While small business development is not limited to microfinance, microfinance is often credited for providing the seed capital for micro-businesses to grow. With 1,974 microfinance institutions (MFIs) globally signed up with MIX Market (the number one source of financial and social performance data on MFIs) serving 91.8 million microcredit borrowers as of 2009, the microfinance industry’s financial services are broad and varied, yet the most fundamental service has been microcredit (also known as microloans) to the poor who are traditionally rejected by banks.

The theory of microcredit is that the poor can invest this small loan into starting or growing a small business to increase their family income and ultimately raise their family out of poverty. While the theory of microcredit is logical, there is little proof of its ability to eradicate poverty. Since the 2008 Innovations for Poverty Action/Financial Access Initiative Microfinance Research conference, the effects of a simple microcredit have been under serious question as they lack proof and evaluation.

For a microcredit to actually promote poverty eradication, it must lead to business growth for the owner in order to increase revenue and ultimately increase the family income. Based on the Needs Assessment we completed with over 250 small business owners in Santiago, Chile, we noted that significant enough business growth to remove them out of poverty is often times not achieved for a number of reasons such as a lack of business training, a lack of a business plan, family emergencies, formalization barriers, etc.

The most striking obstacle to business growth noted was the business owners’ struggle for market access. Not only does this revelation provide valuable insight for learning about the challenges of small business owners in the developing world, but it also reveals a fundamental limitation of microcredit working on its own.

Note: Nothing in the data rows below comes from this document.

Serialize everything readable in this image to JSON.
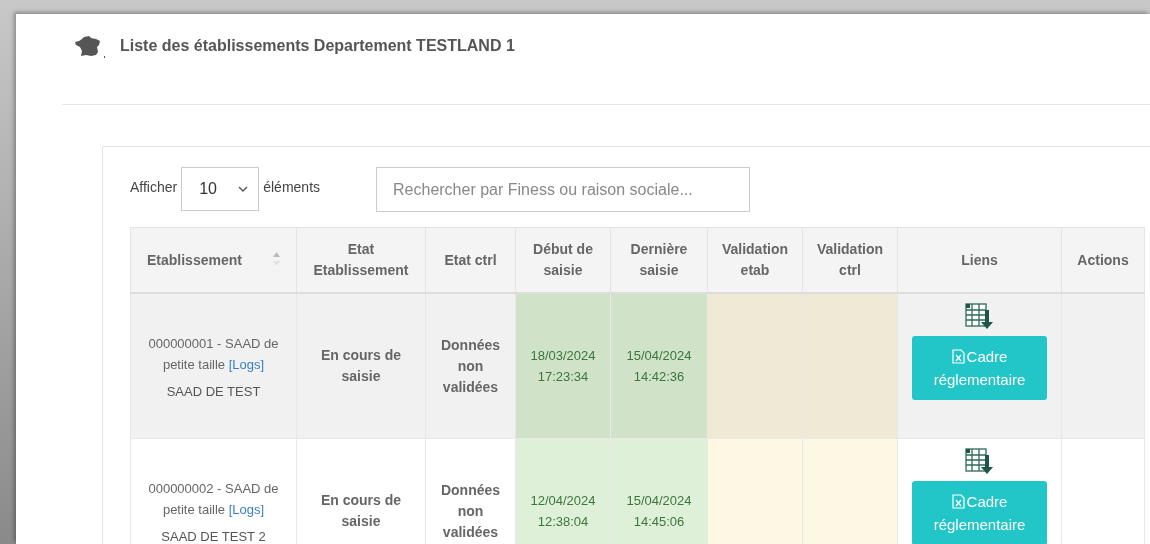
{
  "header": {
    "title": "Liste des établissements Departement TESTLAND 1"
  },
  "controls": {
    "show_label": "Afficher",
    "page_size": "10",
    "show_suffix": "éléments",
    "search": {
      "placeholder": "Rechercher par Finess ou raison sociale..."
    }
  },
  "table": {
    "columns": [
      {
        "label": "Etablissement",
        "kind": "text",
        "sortable": true
      },
      {
        "label": "Etat Etablissement",
        "kind": "bold",
        "sortable": false
      },
      {
        "label": "Etat ctrl",
        "kind": "bold",
        "sortable": false
      },
      {
        "label": "Début de saisie",
        "kind": "date",
        "sortable": false
      },
      {
        "label": "Dernière saisie",
        "kind": "date",
        "sortable": false
      },
      {
        "label": "Validation etab",
        "kind": "pending",
        "sortable": false
      },
      {
        "label": "Validation ctrl",
        "kind": "pending",
        "sortable": false
      },
      {
        "label": "Liens",
        "kind": "links",
        "sortable": false
      },
      {
        "label": "Actions",
        "kind": "actions",
        "sortable": false
      }
    ],
    "rows": [
      {
        "highlighted": true,
        "finess": "000000001 - SAAD de petite taille",
        "logs_link": "[Logs]",
        "name": "SAAD DE TEST",
        "etat_etab": "En cours de saisie",
        "etat_ctrl": "Données non validées",
        "debut": "18/03/2024 17:23:34",
        "derniere": "15/04/2024 14:42:36",
        "button": "Cadre réglementaire"
      },
      {
        "highlighted": false,
        "finess": "000000002 - SAAD de petite taille",
        "logs_link": "[Logs]",
        "name": "SAAD DE TEST 2",
        "etat_etab": "En cours de saisie",
        "etat_ctrl": "Données non validées",
        "debut": "12/04/2024 12:38:04",
        "derniere": "15/04/2024 14:45:06",
        "button": "Cadre réglementaire"
      }
    ]
  }
}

Lack of Market Access

The idea of microcredit is that using the loan the small business owners will be able to ultimately sell more products or for a higher price in order to increase revenues. This works under the assumption that there is enough demand in the market to absorb the new or improved products. The most important reality that challenges this assumption is the fact that much of the developing world’s cities are divided up by class, meaning that the poor all live together in a poor community, such as La Florida in Santiago, Chile.

What this means is that the small business owner is trying to increase their revenue in a community with little disposable income and as a result little demand for their product. Yes, they can increase their revenue in their own community, but it is unlikely that it will be to the level that is needed to overcome poverty. The gravity of the issue is that microcredit is often done on a massive-scale utilizing group-lending. This leads to the community of the poor simply tossing around the few dollars worth of cash around to each other, never actually accumulating new wealth. The opportunities for these small business owners lie outside of their community, in areas with more money to be spent on their products. Why don’t they access these new markets? This expansion holds a price tag and risk factor that is too high for even microcredit to cover most of the time. What ensues is a cycle of poverty at the community level that can only be broken by branching out.  

Picture